We are including information about the design of the application for those who might be interested in contributing.
In 2003, Eric Evans authored a groundbreaking book about tackling complexity in the heart of software. He wrote:
"Domain-driven design puts a model to work to solve problems for an application. Through knowledge crunching, a team distills a torrent of chaotic information into a practical model. A MODEL-DRIVEN DESIGN intimately connects the model and the implementation. The UBIQUITOUS LANGUAGE is the channel for all that information to flow between developers, domain experts, and the software. The result is software that provides rich functionality based on a fundamental understanding of the core domain."
We used the CDASHIG V2.2 specification as the UBIQUITOUS LANGUAGE" for our App.
We believe that the code is the truth. So we used class diagrams generated by Visual Studio to visualize objects. We include those class diagrams in the solution folder to refresh ourselves on what the objects do as we developed our App. We found the ability to change the code and view an updated class diagram with a click of a button very valuable.
We created a folder structure in the solution that reflected the terminology in the CDASHIG document. For example, here is the folder structure for the Web project:
So all the code related to presenting the Import, View, and Delete feature for CDASHIG Example CRFs will be found in the Pages->CdashIgExampleCrfs folder. There is a similar folder for CDASHIG Domains.

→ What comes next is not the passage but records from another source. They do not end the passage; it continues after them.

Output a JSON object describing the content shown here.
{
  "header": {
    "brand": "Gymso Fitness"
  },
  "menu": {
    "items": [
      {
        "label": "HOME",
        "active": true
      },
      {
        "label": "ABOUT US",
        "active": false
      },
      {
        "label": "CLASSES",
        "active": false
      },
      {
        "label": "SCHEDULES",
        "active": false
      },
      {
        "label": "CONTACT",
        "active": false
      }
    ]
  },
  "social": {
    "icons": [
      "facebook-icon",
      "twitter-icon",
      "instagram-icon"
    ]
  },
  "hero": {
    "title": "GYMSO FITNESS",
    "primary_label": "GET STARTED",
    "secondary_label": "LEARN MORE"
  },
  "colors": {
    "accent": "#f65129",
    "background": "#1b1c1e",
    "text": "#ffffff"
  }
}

We also followed Evans's advice to name our class using terms from the UBIQUITOUS LANGUAGE. This enabled us to use the Visual Studio search feature to make the following query:
Show me all the classes associated with the CDASHIG Example CRFs feature. Here is the result (abbreviated).

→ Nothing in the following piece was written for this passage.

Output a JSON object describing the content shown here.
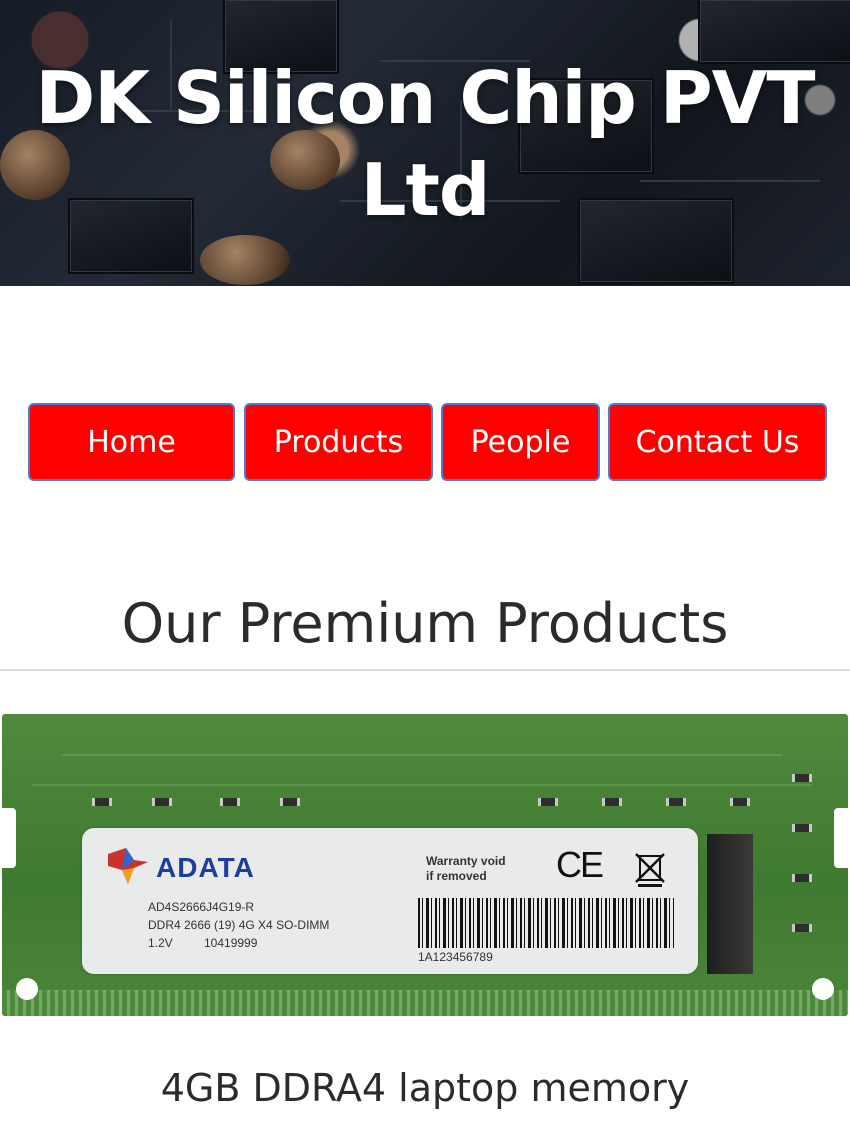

This practice ties all the classes together, that are related to a feature in the Domain using the UBIQUITOUS LANGUAGE.
Our next step was to apply the principles of Clean Architecture to the implementation..